The section on Disaster Risk Reduction shows how communities have worked together to deal with natural disasters. It shows how communities in the coastal areas of Bangladesh used help from NGOs to build a resilient community in a cyclone-affected area. It also provides evidence on the value of mangroves on the coast of Odisha in India, in reducing damage caused by super-cyclones, and shows how in Bangladesh, villager’s decision to adapt against cyclones depends on natural capital like the mangroves. It shows how farmers and the entire value chain in agriculture use seasonal weather forecasts to reduce risks and how farmers in Sri Lanka adapt locally to deal with soil erosion.

As more and more people migrate to urban areas, Urban Sustainability against climate change has become a major issue. In particular, it is more important for the people who are poor and living in slums and the low-lying flood prone areas. This section highlights creative approaches to water and waste management as part of climate adaptation in urban areas. This helps communities to reduce the risk of urban flooding and waterlogging due to events of high-intensity short duration rainfall. A case study also illustrates how local communities can come together and sustainably manage the supply of drinking water when natural springs are drying up in the mountains. Cases from Bangladesh, India, and Nepal show how waste management remains an important component for building resilience in urban settlements against climate extremes and how these can be addressed locally using market signals and by building awareness which not only reduces the risk of urban flooding and water logging but also provides a way of sustainable financing of municipal waste management.
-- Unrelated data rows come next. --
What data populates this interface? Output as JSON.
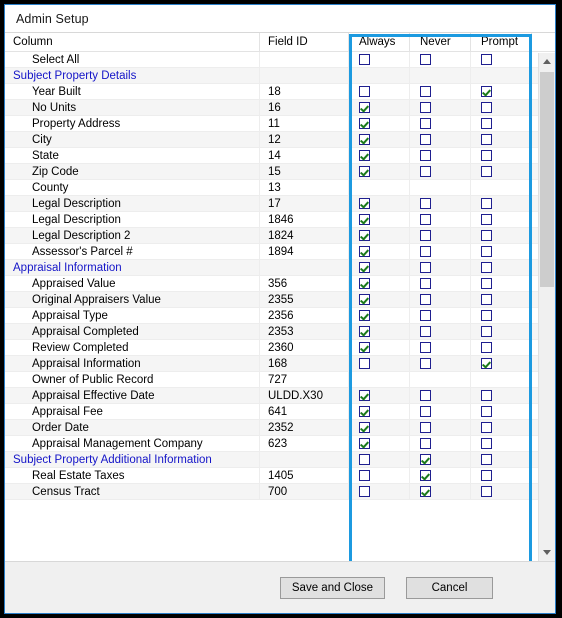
{
  "window": {
    "title": "Admin Setup"
  },
  "grid": {
    "headers": {
      "column": "Column",
      "field_id": "Field ID",
      "always": "Always",
      "never": "Never",
      "prompt": "Prompt"
    },
    "rows": [
      {
        "label": "Select All",
        "field_id": "",
        "kind": "item",
        "always": false,
        "never": false,
        "prompt": false,
        "boxes": true,
        "stripe": "white"
      },
      {
        "label": "Subject Property Details",
        "field_id": "",
        "kind": "group",
        "always": false,
        "never": false,
        "prompt": false,
        "boxes": false,
        "stripe": "alt"
      },
      {
        "label": "Year Built",
        "field_id": "18",
        "kind": "item",
        "always": false,
        "never": false,
        "prompt": true,
        "boxes": true,
        "stripe": "white"
      },
      {
        "label": "No Units",
        "field_id": "16",
        "kind": "item",
        "always": true,
        "never": false,
        "prompt": false,
        "boxes": true,
        "stripe": "alt"
      },
      {
        "label": "Property Address",
        "field_id": "11",
        "kind": "item",
        "always": true,
        "never": false,
        "prompt": false,
        "boxes": true,
        "stripe": "white"
      },
      {
        "label": "City",
        "field_id": "12",
        "kind": "item",
        "always": true,
        "never": false,
        "prompt": false,
        "boxes": true,
        "stripe": "alt"
      },
      {
        "label": "State",
        "field_id": "14",
        "kind": "item",
        "always": true,
        "never": false,
        "prompt": false,
        "boxes": true,
        "stripe": "white"
      },
      {
        "label": "Zip Code",
        "field_id": "15",
        "kind": "item",
        "always": true,
        "never": false,
        "prompt": false,
        "boxes": true,
        "stripe": "alt"
      },
      {
        "label": "County",
        "field_id": "13",
        "kind": "item",
        "always": false,
        "never": false,
        "prompt": false,
        "boxes": false,
        "stripe": "white"
      },
      {
        "label": "Legal Description",
        "field_id": "17",
        "kind": "item",
        "always": true,
        "never": false,
        "prompt": false,
        "boxes": true,
        "stripe": "alt"
      },
      {
        "label": "Legal Description",
        "field_id": "1846",
        "kind": "item",
        "always": true,
        "never": false,
        "prompt": false,
        "boxes": true,
        "stripe": "white"
      },
      {
        "label": "Legal Description 2",
        "field_id": "1824",
        "kind": "item",
        "always": true,
        "never": false,
        "prompt": false,
        "boxes": true,
        "stripe": "alt"
      },
      {
        "label": "Assessor's Parcel #",
        "field_id": "1894",
        "kind": "item",
        "always": true,
        "never": false,
        "prompt": false,
        "boxes": true,
        "stripe": "white"
      },
      {
        "label": "Appraisal Information",
        "field_id": "",
        "kind": "group",
        "always": true,
        "never": false,
        "prompt": false,
        "boxes": true,
        "stripe": "alt"
      },
      {
        "label": "Appraised Value",
        "field_id": "356",
        "kind": "item",
        "always": true,
        "never": false,
        "prompt": false,
        "boxes": true,
        "stripe": "white"
      },
      {
        "label": "Original Appraisers Value",
        "field_id": "2355",
        "kind": "item",
        "always": true,
        "never": false,
        "prompt": false,
        "boxes": true,
        "stripe": "alt"
      },
      {
        "label": "Appraisal Type",
        "field_id": "2356",
        "kind": "item",
        "always": true,
        "never": false,
        "prompt": false,
        "boxes": true,
        "stripe": "white"
      },
      {
        "label": "Appraisal Completed",
        "field_id": "2353",
        "kind": "item",
        "always": true,
        "never": false,
        "prompt": false,
        "boxes": true,
        "stripe": "alt"
      },
      {
        "label": "Review Completed",
        "field_id": "2360",
        "kind": "item",
        "always": true,
        "never": false,
        "prompt": false,
        "boxes": true,
        "stripe": "white"
      },
      {
        "label": "Appraisal Information",
        "field_id": "168",
        "kind": "item",
        "always": false,
        "never": false,
        "prompt": true,
        "boxes": true,
        "stripe": "alt"
      },
      {
        "label": "Owner of Public Record",
        "field_id": "727",
        "kind": "item",
        "always": false,
        "never": false,
        "prompt": false,
        "boxes": false,
        "stripe": "white"
      },
      {
        "label": "Appraisal Effective Date",
        "field_id": "ULDD.X30",
        "kind": "item",
        "always": true,
        "never": false,
        "prompt": false,
        "boxes": true,
        "stripe": "alt"
      },
      {
        "label": "Appraisal Fee",
        "field_id": "641",
        "kind": "item",
        "always": true,
        "never": false,
        "prompt": false,
        "boxes": true,
        "stripe": "white"
      },
      {
        "label": "Order Date",
        "field_id": "2352",
        "kind": "item",
        "always": true,
        "never": false,
        "prompt": false,
        "boxes": true,
        "stripe": "alt"
      },
      {
        "label": "Appraisal Management Company",
        "field_id": "623",
        "kind": "item",
        "always": true,
        "never": false,
        "prompt": false,
        "boxes": true,
        "stripe": "white"
      },
      {
        "label": "Subject Property Additional Information",
        "field_id": "",
        "kind": "group",
        "always": false,
        "never": true,
        "prompt": false,
        "boxes": true,
        "stripe": "alt"
      },
      {
        "label": "Real Estate Taxes",
        "field_id": "1405",
        "kind": "item",
        "always": false,
        "never": true,
        "prompt": false,
        "boxes": true,
        "stripe": "white"
      },
      {
        "label": "Census Tract",
        "field_id": "700",
        "kind": "item",
        "always": false,
        "never": true,
        "prompt": false,
        "boxes": true,
        "stripe": "alt"
      }
    ]
  },
  "scrollbar": {
    "up_arrow": "˄",
    "down_arrow": "˅"
  },
  "footer": {
    "save_label": "Save and Close",
    "cancel_label": "Cancel"
  },
  "colors": {
    "focus_highlight": "#1c9ae0",
    "group_text": "#1414c8",
    "check_green": "#1a7a1a",
    "checkbox_border": "#1f1f8f"
  }
}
Finally, the section on Alternative Livelihood documents how people in vulnerable communities are adjusting traditional practices and using innovation in new enterprises to cope with the inevitability of ongoing climate stresses. The section highlights win–win strategies for local communities to find alternative livelihood options using natural capital like mangroves and mountains to diversify income which is threatened by climate change. It also shows how agricultural diversification is used by farmers in Sri Lanka and Pakistan to build resilience.

1.5 The End of the Beginning

The Paris Agreement brought hope that bold initiatives through Nationally Determined Contributions (NDCs) would help combat climate change. While developed countries are better prepared to provide direct assistance and support services towards adaptation and mitigation activities, developing countries need financial and technical support to do so. This has been recognised in all international agreements and conventions related to climate change. Unfortunately, the focus has been on public interventions which often are biased towards major economic centres, and people and communities living away from the centre are left to find support on their own. Communities living in these areas often use their collective wisdom to address problems. The stories included in this book document the experiences to learn what worked and what did not in a variety of cultural, ecological, and geographic circumstances.

This book illustrates the promising opportunities for grassroots initiatives to become a significant part of climate adaptation in developing countries while also addressing other developmental needs in an integrated way. It provides locally grounded community solutions to climate change in different institutional settings, binding the geographical diversity of the region thematically. We anticipate that the case studies discussed here will become essential reading for anyone looking for examples from the grassroots in South Asia.

In the process of writing this volume, we were able to gather 58 researchers from the region to be part of a shared project with a shared vision. We envision the stories and experiences shared in this book as part of a broader movement to situate community-based climate adaptation as a mainstream approach to building climate resilient across communities in South Asia and beyond.